We asked a few former NPIHN guests to talk about their transition from emergency housing to a permanent home. Here’s what they had to say:
It doesn’t seem long ago when I was a product of “the system.” I had been in several shelters that left me feeling lost with no alternatives. I was treated as a number rather than a person in distress. It was rock bottom for me. After entering PIHN I felt security and stability living there. They provided regular self improvement meetings (budgeting, parenting, groups, etc.). I enjoyed them because they gave me an opportunity to grow in areas where I thought I had it all together. I also met people who had the same goal in mind and that was to do God’s will (helping those in need). I was there only a few months before I moved into my own rental apartment and got a job at a local bank. I was still at the PIHN office daily; whether it was to eat a meal, attend a meeting, or use the computer to write papers while I attended college. The staff and volunteers were there for me every step of the way –even during the birth of my children. It was a humbling experience being so needy.

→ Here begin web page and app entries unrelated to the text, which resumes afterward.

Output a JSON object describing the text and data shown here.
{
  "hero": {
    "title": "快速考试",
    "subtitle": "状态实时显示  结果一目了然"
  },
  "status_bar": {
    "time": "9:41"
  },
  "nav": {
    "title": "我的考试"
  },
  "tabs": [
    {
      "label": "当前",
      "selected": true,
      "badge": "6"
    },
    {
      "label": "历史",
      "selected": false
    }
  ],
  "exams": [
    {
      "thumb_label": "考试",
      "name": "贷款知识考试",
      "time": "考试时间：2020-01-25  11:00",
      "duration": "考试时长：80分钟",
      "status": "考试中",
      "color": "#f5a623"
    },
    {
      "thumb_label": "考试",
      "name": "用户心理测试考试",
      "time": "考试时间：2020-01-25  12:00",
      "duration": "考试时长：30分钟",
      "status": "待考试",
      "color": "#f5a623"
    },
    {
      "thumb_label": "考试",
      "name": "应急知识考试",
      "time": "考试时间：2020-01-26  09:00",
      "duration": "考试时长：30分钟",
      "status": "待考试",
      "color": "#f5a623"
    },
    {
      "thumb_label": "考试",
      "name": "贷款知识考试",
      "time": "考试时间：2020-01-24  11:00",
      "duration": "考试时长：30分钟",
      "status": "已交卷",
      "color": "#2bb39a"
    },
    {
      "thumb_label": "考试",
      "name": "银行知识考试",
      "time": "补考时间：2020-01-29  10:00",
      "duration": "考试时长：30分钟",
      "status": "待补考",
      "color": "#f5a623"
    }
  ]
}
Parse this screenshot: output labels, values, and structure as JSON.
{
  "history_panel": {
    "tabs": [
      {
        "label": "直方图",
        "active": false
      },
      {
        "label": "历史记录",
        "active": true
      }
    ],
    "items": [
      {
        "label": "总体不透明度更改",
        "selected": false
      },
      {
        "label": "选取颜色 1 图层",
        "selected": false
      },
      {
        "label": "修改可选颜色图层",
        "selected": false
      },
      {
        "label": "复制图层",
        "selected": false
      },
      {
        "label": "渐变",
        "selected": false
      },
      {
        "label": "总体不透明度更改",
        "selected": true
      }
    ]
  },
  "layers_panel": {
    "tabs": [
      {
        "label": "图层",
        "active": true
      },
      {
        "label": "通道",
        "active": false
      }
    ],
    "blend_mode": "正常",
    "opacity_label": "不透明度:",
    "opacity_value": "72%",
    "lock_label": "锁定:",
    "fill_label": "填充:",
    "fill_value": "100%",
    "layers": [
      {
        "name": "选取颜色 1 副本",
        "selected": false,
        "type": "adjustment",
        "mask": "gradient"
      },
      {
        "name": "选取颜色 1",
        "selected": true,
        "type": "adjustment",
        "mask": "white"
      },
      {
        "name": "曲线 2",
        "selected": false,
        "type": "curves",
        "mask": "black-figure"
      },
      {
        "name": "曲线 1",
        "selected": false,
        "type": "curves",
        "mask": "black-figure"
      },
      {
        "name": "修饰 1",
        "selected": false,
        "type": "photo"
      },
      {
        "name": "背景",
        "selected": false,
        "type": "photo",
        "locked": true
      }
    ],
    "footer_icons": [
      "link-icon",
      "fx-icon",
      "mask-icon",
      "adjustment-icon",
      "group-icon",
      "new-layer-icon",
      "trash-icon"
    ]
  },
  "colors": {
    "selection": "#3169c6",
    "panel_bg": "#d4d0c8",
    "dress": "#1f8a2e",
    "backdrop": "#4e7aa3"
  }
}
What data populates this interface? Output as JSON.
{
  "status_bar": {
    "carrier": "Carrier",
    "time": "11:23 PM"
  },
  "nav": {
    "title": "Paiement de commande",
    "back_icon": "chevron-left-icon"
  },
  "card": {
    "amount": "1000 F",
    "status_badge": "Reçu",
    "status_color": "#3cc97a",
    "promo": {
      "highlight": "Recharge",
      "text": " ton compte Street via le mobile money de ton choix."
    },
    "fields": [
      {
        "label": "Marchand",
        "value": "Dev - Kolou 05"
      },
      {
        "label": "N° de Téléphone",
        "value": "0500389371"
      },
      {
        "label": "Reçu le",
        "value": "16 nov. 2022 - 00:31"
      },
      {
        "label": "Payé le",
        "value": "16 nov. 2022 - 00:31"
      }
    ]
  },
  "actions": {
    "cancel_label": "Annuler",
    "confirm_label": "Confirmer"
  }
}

I was thankful that this was a shelter not like a shelter.
I now have my college degree, moved up in the bank, I am married with six lovely children and we are new homeowners. The Lord has been so good to us. Through those times that all would consider suffering, it produced perseverance, endurance, character and hope within me.
“It was a relief to leave the shelter system. It felt really good to have my own space. The day I found I was leaving the congregational shelter program was so exciting. I felt overwhelmed by both good and bad feelings. I was a little worried about maintaining. Once you’ve been in shelter, your biggest fear is ending up back in that position again. When I entered PIHN’s transitional housing program, I still felt I had my own independence, but it also felt like I had a big safety net. I had a network backing me if I needed anything.
I have a lot of big goals, but my biggest immediate goal is home ownership. My husband and I would like to purchase our own home and to have security and equity, that’s our biggest dream.
My advice to families in shelter now is to stay focused, and stay on course of the program. It’s set up for your success. Examine your own faults and take the time to get over your own issues. If you follow the basic program, then you’ll be successful.”
I found out on November 16th that I was moving out of PIHN’s emergency housing program. I felt a lot of nervous anticipation. I was definitely excited to be have a home for my family, but I was also anxious to be facing a whole new category of challenges that comes with transitioning into my own home. PIHN prepared me for the transition by supplying me with all the household supplies my family needed very quickly. It took a lot of stress out of moving. I also appreciated the continued emotional support from PIHN staff. Eventually we would like to be entrepreneurs and homeowners, and I am confident that the support my family receives from PIHN will further motivate us to accomplish our goals. Please look at my 6 year old’s drawing when he first walked into our on moving day. He grabbed some crayons and got right to work as the movers were bringing our things into the house:
Former Family & Volunteer:
My husband and I would have been out on the street and living in our car if it had not been for PIHN. I had a job, my husband did not. My salary alone was not enough to keep a roof over our heads and pay the other bills that go along with having a roof over our head. Staying with them allowed me to pay off many bills and save money to have a down payment on getting an apartment. As well as helping my husband get a job.
The shelters were Churches and Temples – a much safer place than the streets. The help and kindness were so comforting that we have made friends with different people from these sacred places. We just would not have made it through without them.
I came to PIHN in September 2010. All I know is when I came here I was totally distraught and didn’t know where I was going to be or what I was going to do. From day one, the people at PIHN welcomed me with open arms and gave me the comfort I needed. At my age and with my education I couldn’t have done it without them. The staff helped me feel safe and secure. They are the most open-hearted people I have ever met.
Hello all my name is Shannon. I have taken the time to write about my experience with Interfaith Hospitality Network. When I was a child our home in Germantown Philadelphia became destroyed by a fire. My mother did all that she could to bring the house back to livable conditions. As one could imagine this task can take decades, with little means to do so, in which this case it did. Once I went to college, I was happy to not have to live under these unbearable living conditions. To my surprise during winter, summer and other breaks students were not allowed to reside on campus. I learned about Interfaith Hospitality through my church. At the time I was to embarrassed to go for help and let the people of Interfaith Hospitality know I did not have access to livable housing conditions during the breaks. After a while I decided to visit the facility to see what the living conditions were there. When I reached the campus where the housing was I immediately felt at home. Everyone welcomed me with open arms especially [Executive Director] Ms. Rachel Falkove. The security was pleasant, the facility was very clean and the other residents were down to earth. I never though that transitional housing could feel like home. As I recall one of my best memories was eating a great home cooked meal prepared by some of the volunteers. I pray that I never need to be in that situation again, but if I was I would return to Interfaith Hospitality. This organization has been a great help in my life when I really needed it the most. I will be ever so mindful to give back and make donations, for I know it is for a genuine cause.